▶ [TASK BRIEF] Working through the lines below, return each one that holds "File".
===== DATA EXTRACT =====
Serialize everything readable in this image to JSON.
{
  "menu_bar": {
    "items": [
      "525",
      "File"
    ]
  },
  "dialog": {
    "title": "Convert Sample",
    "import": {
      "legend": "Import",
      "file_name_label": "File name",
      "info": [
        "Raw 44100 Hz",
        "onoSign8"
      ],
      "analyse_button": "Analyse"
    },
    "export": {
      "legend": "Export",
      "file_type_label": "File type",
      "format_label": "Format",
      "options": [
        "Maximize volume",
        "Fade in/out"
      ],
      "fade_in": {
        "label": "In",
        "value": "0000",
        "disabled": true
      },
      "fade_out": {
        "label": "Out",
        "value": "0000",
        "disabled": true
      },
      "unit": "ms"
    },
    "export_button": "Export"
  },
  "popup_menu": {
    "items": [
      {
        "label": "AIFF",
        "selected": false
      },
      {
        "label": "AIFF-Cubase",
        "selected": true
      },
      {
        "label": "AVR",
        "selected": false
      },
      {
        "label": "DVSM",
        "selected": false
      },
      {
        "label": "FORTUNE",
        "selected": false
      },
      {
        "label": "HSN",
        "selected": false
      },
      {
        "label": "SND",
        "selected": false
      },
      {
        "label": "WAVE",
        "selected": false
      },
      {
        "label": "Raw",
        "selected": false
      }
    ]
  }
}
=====
▶ [ANSWER TO THIS EXERCISE]
      "File"
      "file_name_label": "File name",
      "file_type_label": "File type",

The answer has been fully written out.